BSR was represented well in this triathlon.

With all that said, I ended up 6th in my age group, and top 50 overall.  I was pretty happy with that, although I know I have the potential to race better in the future.  And believe me - I will.  I plan to do this race next year and expect to be quite a bit faster on swim improvements alone.

However, what made me even happier was an email I received from the folks at Lifetime about the race.  Basically, they determined that I was actually sub 5:15:00 in the race.  When they were handing out belt buckles at the award ceremony (and I was long gone by that point), they called my name but skimmed over because I wasn't there.  As it turns out, my swim split was never recorded, and because my timing chip didn't register right - it screwed up the rest of my splits on their system.  Also - they started the clock as people went into the water (clock started a hair soon) - so they estimated me to be in the 5:14:00 range.  Whatever the actual time was - I was close enough on the bubble that they gave me the benefit of the doubt and let me have the buckle.  

This turned what was a disappointing weekend into an instant success.
So I'm obviously pleased about it.  If they say I earned, I earned it - and I'll take it and wear it with pride.  I know next year I'll be back to leave no doubt on the table, and I'll be taking aim at a spot on the podium as well.

So with that, the race was a success - and I'll leave you with a picture of me with my two greatest inspirations being a little goofy at our post race dinner.

My son must think his parents are insane - although judging from that smile, he's a little goofy himself. 


  1. I am wanting soooo bad to re-enter the marathon world and would be stoked to do this in an awesome pair of FITs!! I would love, love, love them forever!! BTW- your little boy is to die for!
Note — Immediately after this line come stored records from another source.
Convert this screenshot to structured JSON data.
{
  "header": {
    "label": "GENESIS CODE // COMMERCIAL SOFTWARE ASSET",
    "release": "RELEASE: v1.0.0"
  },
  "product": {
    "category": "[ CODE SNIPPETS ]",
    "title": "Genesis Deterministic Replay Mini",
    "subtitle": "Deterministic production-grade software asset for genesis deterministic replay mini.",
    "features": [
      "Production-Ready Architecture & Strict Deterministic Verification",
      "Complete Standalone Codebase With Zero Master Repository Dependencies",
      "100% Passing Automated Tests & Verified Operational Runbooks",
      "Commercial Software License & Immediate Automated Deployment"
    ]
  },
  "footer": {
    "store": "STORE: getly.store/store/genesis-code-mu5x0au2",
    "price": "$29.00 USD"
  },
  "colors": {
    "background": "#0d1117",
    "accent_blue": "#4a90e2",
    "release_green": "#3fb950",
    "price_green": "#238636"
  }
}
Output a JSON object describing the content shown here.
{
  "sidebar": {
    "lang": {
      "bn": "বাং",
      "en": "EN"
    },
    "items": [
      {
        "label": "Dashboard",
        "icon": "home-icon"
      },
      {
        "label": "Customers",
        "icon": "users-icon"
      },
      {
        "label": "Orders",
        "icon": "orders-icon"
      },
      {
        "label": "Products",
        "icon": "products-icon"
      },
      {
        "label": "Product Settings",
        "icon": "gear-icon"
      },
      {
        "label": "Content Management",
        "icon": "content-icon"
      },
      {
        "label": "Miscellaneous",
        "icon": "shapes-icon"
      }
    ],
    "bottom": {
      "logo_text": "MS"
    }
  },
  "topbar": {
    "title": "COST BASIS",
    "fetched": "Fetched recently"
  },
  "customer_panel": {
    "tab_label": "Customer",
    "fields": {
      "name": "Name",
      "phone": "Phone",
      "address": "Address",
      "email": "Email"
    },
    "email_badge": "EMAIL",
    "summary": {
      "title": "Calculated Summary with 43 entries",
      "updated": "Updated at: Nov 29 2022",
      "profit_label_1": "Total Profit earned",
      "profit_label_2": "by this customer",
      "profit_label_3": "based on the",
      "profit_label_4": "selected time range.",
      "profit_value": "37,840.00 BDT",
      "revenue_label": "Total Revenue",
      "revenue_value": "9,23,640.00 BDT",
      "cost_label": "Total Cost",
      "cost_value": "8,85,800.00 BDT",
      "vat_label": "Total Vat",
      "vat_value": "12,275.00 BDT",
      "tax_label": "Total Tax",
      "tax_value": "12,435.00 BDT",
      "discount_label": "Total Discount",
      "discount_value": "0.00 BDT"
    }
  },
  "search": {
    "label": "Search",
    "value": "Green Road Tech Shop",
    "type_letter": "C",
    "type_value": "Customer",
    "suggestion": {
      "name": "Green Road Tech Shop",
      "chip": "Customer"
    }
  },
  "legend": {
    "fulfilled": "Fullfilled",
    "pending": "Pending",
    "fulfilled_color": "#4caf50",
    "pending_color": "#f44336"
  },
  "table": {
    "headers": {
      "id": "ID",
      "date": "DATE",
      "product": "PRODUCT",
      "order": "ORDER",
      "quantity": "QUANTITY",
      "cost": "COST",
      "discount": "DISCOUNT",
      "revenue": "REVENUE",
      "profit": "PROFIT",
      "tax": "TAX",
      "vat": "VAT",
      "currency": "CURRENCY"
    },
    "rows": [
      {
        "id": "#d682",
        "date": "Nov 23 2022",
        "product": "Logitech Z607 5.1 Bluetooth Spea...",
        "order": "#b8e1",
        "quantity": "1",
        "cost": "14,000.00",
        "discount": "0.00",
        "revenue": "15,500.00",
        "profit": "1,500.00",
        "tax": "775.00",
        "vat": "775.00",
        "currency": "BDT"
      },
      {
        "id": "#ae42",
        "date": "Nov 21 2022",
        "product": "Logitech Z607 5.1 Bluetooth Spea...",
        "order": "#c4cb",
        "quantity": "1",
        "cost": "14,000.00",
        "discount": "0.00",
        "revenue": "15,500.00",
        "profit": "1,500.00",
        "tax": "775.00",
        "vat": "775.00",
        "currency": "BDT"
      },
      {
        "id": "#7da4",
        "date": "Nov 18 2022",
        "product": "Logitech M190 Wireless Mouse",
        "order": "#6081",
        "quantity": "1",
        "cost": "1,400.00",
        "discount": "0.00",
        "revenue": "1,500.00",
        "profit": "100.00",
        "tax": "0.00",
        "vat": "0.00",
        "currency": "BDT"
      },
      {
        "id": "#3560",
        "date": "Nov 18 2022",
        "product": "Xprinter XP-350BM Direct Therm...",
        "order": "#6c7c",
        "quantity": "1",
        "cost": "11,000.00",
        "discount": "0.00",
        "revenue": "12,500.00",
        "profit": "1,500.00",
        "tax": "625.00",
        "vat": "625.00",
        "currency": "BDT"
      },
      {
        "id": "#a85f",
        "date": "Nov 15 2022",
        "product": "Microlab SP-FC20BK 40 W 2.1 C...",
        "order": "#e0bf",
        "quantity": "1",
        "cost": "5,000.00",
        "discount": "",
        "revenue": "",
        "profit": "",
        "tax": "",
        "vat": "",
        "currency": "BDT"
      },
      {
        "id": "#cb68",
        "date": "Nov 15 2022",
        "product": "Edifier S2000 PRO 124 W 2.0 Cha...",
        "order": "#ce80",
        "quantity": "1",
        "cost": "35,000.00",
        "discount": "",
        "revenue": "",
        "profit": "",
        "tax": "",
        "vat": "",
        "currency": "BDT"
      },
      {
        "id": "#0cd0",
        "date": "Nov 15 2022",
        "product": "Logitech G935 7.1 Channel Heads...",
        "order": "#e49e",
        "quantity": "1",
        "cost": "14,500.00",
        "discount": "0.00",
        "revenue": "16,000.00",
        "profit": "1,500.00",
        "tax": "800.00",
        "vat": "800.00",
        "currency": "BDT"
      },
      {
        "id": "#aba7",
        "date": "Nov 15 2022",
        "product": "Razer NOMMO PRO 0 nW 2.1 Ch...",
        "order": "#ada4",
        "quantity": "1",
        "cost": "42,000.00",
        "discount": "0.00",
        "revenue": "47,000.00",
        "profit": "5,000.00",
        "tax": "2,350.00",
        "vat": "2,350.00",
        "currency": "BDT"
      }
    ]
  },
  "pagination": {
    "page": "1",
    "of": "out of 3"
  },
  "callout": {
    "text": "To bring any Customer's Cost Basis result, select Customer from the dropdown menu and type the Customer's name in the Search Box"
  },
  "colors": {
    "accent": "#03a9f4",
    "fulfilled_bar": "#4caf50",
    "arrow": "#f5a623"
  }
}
I am expecting my first grandchild in 5 days!!

  2. I have done the steps above, and would really like to try out some new kicks. I run mostly in Earth Runners, and am trying some NB Minimus Trails right now. Great blog by the way! Keep up the good work.